The Panel rules that Enbridge has failed to provide adequate information on the risks of pipeline oil spills created by building this pipeline in challenging, remote terrain and sensitive ecosystems, and how it plans to deal with those risks. Enbridge was ordered to provide more evidence as to how it will account for these risks in its project design and response plans. This ruling comes as no surprise, because of the significant and obvious gaps in the information provided in Enbridge’s application, and the many submissions pointing out Enbridge’s failure to provide sufficient information.
However, the Panel decides to reject consideration of a number of key issues raised by numerous First Nations, community groups, conservation groups and individuals. As a result, it appears as though the Panel will overlook critical issues raised by the proposed pipeline, which need to be considered in order to make a fully-informed decision about the Enbridge project. For example, the Enbridge environmental assessment:

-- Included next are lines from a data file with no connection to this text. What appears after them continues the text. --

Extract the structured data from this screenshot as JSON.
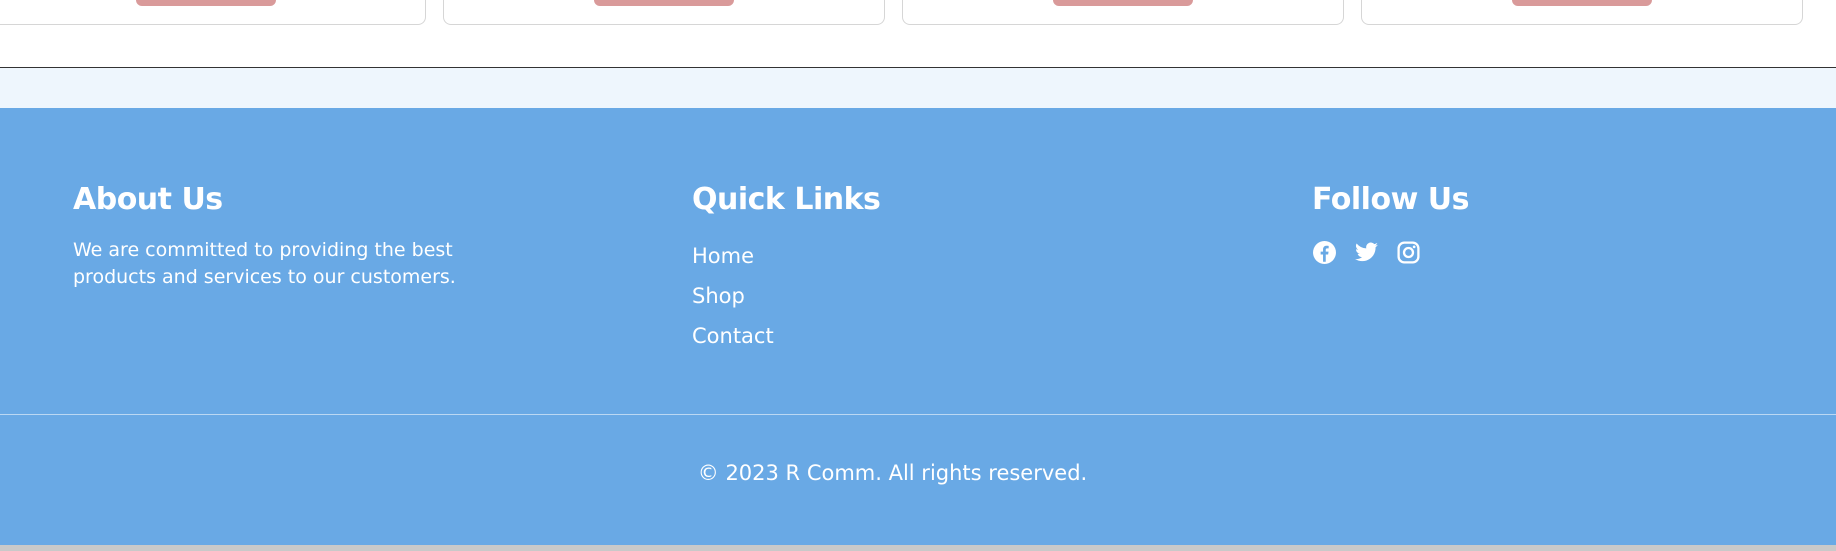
{
  "colors": {
    "footer_bg": "#69a9e5",
    "pale_band": "#eef6fd",
    "card_button": "#d99a9a",
    "bottom_strip": "#c9c9c9"
  },
  "footer": {
    "about": {
      "title": "About Us",
      "text": "We are committed to providing the best products and services to our customers."
    },
    "quick_links": {
      "title": "Quick Links",
      "items": [
        "Home",
        "Shop",
        "Contact"
      ]
    },
    "follow": {
      "title": "Follow Us",
      "icons": [
        "facebook-icon",
        "twitter-icon",
        "instagram-icon"
      ]
    },
    "copyright": "© 2023 R Comm. All rights reserved."
  }
}
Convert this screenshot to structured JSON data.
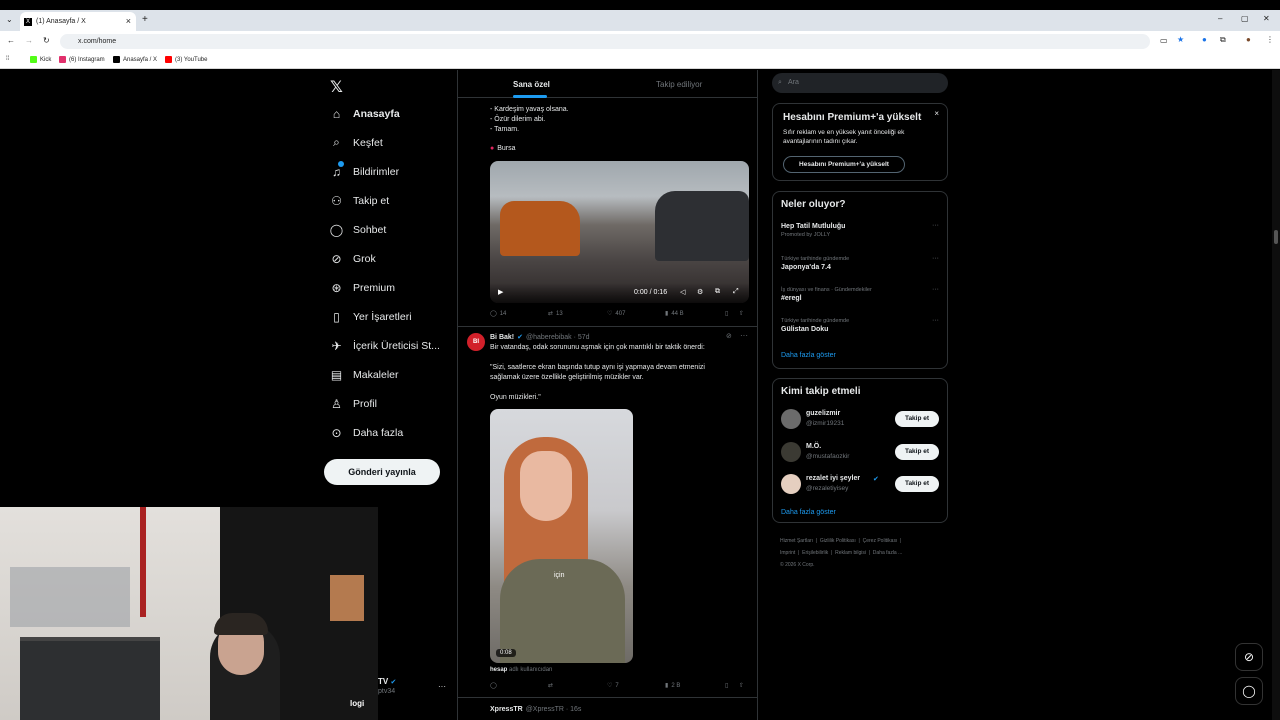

- will NOT consider the broad climate change and greenhouse gas implications of the project and the related increase in tar sands production, or the impact of the Enbridge project on Canada’s international commitments to reduce greenhouse gas emissions;
- will NOT consider the land, water, air, health and social impacts of the increased tar sands developments facilitated by this pipeline;
- will NOT consider the environmental and climate change impacts of burning the oil and fuel that travels through Enbridge pipelines and tankers; and,
- will NOT consider the question of whether this tar sands pipeline scheme should be a part of Canada’s energy future, given the need to transition away from fossil fuels.
In the Panel sessions, many people took the position that considering these questions is essential to the credibility of the environmental assessment. While we may not be able to predict exactly how much additional tar sands oil production will result and where, it is certainly foreseeable that this pipeline will drive an increase in production over time – entailing significant environmental, health and social impacts, and contributing to climate change. By leaving these key, big-picture considerations out, the environmental assessment of the Enbridge pipelines will make its decision in the dark.
In addition, nothing in the Panel ruling addresses the serious concerns of First Nations with the process. The JRP does not respect the decision-making authority of Indigenous peoples. The JRP was unilaterally imposed on First Nations by the federal government. Its terms of reference and list of issues to be considered were developed without meaningful consultation. The JRP lacks the authority to fully assess potential impacts on Aboriginal Title and Rights, and there is still no established process outside of the JRP to assess these impacts. As a result of these flaws in consultation, there continues to be significant, ongoing legal risk to the Enbridge project.